For those who do not have this foundation integrated into their life experience, they are left with an urgency to be found as special and a determination to make it happen. As infants, the world was to appropriately revolve around them, meeting their needs. To the degree that this did not happen, the child becomes an adult still striving to get the world to meet their needs. The trajectory has been set for narcissism to develop.
Following is a chart that depicts healthy stages of development and the propensity for living a life of love rather than grasping for love.
We can be relatively certain that narcissists underwent significant trauma during their early developmental years. They are emotionally stuck at an infant level of maturity, feeling the urgency for the world to revolve around them, meeting their needs for value, identity and security. Their ‘drive’ in life is to obtain their needs through others, using manipulation, fear and shame tactics. If people do not fulfill this agenda, they are skilled at “making them pay” in subtle and not-so-subtle ways. More often, narcissists did not have important needs met in their early years, and thus have deeply buried recesses of pain and rejection, having been shamed and uncared for. They did not experience being delighted in unconditionally.
Instead, these children grew up with parents who made their own needs and desires the governing factor in the home.

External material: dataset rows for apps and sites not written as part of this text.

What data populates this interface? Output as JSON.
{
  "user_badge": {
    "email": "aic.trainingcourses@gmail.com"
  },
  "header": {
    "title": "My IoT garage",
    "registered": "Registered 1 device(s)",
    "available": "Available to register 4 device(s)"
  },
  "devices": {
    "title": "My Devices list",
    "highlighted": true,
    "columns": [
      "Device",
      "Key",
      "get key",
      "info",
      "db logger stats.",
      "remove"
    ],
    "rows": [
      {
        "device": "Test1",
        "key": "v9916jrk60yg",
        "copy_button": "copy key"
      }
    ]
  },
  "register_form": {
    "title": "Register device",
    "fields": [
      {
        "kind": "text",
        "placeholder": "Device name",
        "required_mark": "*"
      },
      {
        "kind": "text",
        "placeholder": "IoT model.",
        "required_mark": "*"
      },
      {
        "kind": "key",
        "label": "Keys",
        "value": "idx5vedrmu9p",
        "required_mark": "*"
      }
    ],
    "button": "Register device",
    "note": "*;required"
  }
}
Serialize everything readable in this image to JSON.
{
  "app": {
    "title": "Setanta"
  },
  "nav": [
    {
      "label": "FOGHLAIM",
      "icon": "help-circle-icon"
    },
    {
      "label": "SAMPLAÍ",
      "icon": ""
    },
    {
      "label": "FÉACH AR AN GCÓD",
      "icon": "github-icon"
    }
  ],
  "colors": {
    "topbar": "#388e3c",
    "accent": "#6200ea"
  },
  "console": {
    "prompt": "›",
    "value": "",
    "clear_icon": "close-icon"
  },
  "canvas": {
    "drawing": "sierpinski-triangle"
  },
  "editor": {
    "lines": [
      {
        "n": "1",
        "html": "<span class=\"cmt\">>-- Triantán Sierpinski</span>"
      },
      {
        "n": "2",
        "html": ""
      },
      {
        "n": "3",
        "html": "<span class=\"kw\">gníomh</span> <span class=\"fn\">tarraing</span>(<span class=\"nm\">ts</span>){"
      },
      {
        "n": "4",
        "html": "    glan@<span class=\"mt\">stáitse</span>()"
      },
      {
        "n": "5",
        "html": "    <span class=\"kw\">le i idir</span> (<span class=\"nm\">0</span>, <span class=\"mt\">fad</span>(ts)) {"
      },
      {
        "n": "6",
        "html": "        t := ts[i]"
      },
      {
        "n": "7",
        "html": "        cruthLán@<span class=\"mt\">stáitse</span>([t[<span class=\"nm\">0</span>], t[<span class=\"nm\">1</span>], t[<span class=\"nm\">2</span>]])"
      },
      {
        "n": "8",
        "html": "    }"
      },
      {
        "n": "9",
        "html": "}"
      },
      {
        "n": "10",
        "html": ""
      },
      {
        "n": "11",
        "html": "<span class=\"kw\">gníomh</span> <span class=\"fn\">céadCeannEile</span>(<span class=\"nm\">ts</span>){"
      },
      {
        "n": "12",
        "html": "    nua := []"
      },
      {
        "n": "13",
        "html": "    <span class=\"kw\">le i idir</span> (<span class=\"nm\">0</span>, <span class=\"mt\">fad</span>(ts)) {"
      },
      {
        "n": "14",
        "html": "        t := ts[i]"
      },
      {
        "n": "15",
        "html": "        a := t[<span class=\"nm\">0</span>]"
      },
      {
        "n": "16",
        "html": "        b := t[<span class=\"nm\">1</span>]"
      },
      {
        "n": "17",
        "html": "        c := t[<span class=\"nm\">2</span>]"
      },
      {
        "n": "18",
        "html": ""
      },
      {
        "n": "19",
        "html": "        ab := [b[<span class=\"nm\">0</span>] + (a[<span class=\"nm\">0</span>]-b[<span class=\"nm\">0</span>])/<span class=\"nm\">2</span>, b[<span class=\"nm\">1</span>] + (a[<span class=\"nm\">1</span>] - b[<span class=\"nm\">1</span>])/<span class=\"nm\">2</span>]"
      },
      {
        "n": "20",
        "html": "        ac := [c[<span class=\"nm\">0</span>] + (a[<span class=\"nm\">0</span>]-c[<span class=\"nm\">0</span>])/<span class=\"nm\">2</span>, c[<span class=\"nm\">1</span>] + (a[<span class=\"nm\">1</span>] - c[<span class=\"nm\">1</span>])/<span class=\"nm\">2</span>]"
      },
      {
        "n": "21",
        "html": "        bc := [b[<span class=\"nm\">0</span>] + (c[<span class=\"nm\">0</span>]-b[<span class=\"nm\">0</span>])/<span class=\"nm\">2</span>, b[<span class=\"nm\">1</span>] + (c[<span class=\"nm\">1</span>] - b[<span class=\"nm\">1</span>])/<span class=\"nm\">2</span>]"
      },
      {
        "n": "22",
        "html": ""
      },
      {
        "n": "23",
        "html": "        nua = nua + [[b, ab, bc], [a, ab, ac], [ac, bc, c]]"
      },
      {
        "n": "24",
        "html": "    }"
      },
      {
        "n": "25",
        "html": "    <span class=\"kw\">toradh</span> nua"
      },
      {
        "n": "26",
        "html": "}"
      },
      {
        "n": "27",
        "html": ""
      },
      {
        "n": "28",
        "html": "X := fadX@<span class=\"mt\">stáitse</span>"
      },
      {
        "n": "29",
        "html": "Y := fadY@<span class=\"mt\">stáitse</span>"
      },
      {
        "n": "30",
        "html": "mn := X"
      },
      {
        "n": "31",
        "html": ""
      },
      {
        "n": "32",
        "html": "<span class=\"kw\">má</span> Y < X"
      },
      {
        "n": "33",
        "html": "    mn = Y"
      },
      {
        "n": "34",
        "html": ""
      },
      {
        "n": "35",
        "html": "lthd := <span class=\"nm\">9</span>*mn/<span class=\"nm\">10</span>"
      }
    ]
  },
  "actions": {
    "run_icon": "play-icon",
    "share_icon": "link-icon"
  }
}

The child’s confidence in themselves as unconditionally wonderful was crushed, along with any certainty that there will be anyone who will ‘have their back.’ The child was often the scapegoat for anything that went wrong in the family. Parents would not own their own flaws and mistakes, but place blame on the child for anything that went wrong, as well as things that were not even worthy of ‘blame’. These children were not safe to express their own perspectives for fear of being mocked or minimized. If a child expressed disagreement, there was usually some form of displeasure or punishment. It was common for parents to destroy enjoyable times by inserting themselves into the situation in very self-centered ways, stealing the attention. Very often the home environment was one of emotional disorganization, due to the child never knowing if a parent would relate positively or negatively in any situation. These children grow up with a need to be seen as special while being certain they will not be given this value. Thus, not able to trust anyone, they set out to claim it for themselves.
Research has shown that what is happening within the caregivers during developmental years gets bio-chemically reproduced within the young one. The patterns of the caregivers are often played out later in life as the child grows up. They also will live out patterns of scapegoating others, manipulation, self-justifications, refusal to own their own flaws, mocking and minimizing and patronizing others, and inserting themselves into situations so as to gain attention and accolades.
In my next blog we will continue to look at the continuum of narcissism that each of us live on. We will ponder what healthy self awareness is and how it is expressed versus narcissism that is situational and can become a malignant life style.
As time goes on, my blogs will include topics such as:
The anti-dote for narcissism.
What we need for personal growth in being able to relate with a narcissist.
How co-dependency fits in here.
The role of the community.
What narcissists need in order to grow into wholeness, which includes a confidence
of how special they are and a freedom to love others.
Please join me on this journey ahead.